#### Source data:
┄┄┄┄┄┄┄┄┄┄┄┄┄┄┄┄┄┄┄┄

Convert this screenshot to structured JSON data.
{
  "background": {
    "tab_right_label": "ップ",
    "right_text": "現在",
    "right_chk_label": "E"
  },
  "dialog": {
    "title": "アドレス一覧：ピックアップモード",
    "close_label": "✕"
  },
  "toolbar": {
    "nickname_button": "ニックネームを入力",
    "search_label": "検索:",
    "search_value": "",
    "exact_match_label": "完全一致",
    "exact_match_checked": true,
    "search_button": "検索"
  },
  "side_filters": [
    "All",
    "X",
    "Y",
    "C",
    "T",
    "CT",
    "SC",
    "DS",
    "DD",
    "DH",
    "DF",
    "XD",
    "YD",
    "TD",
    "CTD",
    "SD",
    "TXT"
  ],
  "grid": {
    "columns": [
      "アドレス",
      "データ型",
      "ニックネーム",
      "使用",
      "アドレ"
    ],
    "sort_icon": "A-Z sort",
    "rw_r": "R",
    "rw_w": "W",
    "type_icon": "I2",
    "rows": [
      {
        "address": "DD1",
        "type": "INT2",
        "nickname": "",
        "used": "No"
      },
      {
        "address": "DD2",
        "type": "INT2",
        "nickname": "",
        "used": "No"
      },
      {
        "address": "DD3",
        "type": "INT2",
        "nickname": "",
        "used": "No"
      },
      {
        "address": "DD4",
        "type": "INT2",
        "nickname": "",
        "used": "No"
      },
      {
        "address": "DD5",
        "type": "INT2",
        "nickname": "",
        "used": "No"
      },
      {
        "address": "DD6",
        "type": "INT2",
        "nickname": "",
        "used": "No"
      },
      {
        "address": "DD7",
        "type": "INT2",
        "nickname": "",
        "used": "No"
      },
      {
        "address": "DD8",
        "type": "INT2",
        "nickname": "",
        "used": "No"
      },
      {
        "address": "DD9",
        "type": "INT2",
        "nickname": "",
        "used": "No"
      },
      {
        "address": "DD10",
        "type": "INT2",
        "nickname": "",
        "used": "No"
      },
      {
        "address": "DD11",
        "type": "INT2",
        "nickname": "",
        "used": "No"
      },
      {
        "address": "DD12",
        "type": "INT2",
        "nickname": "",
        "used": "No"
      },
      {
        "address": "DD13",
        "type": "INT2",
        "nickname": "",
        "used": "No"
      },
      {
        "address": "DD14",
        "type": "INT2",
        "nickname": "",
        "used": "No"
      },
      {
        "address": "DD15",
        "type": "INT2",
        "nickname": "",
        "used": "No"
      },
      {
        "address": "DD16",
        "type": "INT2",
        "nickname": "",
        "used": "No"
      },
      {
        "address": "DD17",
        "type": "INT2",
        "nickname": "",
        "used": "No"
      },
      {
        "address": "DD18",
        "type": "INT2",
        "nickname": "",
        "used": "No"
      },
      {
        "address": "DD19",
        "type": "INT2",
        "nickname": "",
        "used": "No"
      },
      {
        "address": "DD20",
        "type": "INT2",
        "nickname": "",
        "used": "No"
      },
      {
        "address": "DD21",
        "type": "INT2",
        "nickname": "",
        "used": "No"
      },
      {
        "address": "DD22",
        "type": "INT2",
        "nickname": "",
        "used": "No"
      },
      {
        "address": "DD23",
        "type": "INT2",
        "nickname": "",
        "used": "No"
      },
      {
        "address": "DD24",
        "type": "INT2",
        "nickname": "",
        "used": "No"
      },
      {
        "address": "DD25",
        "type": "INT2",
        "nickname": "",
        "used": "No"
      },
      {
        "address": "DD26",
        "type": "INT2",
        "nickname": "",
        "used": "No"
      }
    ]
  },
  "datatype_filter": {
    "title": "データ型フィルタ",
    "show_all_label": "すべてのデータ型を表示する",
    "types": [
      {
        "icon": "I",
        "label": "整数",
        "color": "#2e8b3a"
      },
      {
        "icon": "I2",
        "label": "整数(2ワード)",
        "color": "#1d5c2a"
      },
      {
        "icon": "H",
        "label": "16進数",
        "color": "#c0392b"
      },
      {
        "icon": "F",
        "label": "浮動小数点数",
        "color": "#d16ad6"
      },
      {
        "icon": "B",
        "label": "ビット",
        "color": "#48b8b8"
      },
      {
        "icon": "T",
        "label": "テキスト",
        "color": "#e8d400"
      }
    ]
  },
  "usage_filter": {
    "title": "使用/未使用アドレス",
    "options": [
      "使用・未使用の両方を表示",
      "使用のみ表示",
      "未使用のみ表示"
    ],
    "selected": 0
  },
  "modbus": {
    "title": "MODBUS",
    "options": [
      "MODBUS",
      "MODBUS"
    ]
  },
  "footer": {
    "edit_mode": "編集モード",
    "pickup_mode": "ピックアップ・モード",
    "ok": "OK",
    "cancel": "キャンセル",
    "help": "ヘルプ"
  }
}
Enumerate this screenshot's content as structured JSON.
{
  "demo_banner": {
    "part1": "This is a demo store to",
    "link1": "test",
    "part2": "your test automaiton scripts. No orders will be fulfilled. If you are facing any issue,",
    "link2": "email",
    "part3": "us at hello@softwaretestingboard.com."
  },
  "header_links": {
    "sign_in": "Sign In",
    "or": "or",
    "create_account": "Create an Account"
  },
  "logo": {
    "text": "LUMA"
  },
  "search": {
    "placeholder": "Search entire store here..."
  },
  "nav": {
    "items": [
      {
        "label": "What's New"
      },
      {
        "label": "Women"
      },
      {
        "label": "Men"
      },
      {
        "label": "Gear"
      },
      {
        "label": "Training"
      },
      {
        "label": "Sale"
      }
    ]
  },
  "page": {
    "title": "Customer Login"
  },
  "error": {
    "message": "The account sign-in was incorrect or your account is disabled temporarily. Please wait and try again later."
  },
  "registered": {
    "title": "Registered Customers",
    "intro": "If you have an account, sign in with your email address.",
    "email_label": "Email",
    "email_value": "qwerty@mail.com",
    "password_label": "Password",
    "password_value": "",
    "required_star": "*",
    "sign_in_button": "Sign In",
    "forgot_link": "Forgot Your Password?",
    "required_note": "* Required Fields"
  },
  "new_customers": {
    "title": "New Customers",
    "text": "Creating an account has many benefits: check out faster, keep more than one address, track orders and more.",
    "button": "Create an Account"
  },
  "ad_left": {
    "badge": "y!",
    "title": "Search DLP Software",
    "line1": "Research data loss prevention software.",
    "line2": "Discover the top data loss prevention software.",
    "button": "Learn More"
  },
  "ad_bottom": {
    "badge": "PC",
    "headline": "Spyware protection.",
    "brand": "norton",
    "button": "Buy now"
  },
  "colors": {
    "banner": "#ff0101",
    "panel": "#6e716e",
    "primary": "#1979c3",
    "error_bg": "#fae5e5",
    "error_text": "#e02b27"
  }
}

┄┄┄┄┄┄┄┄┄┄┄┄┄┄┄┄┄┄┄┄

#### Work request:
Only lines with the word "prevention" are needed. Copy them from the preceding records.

#### Answer to the problem:
    "line1": "Research data loss prevention software.",
    "line2": "Discover the top data loss prevention software.",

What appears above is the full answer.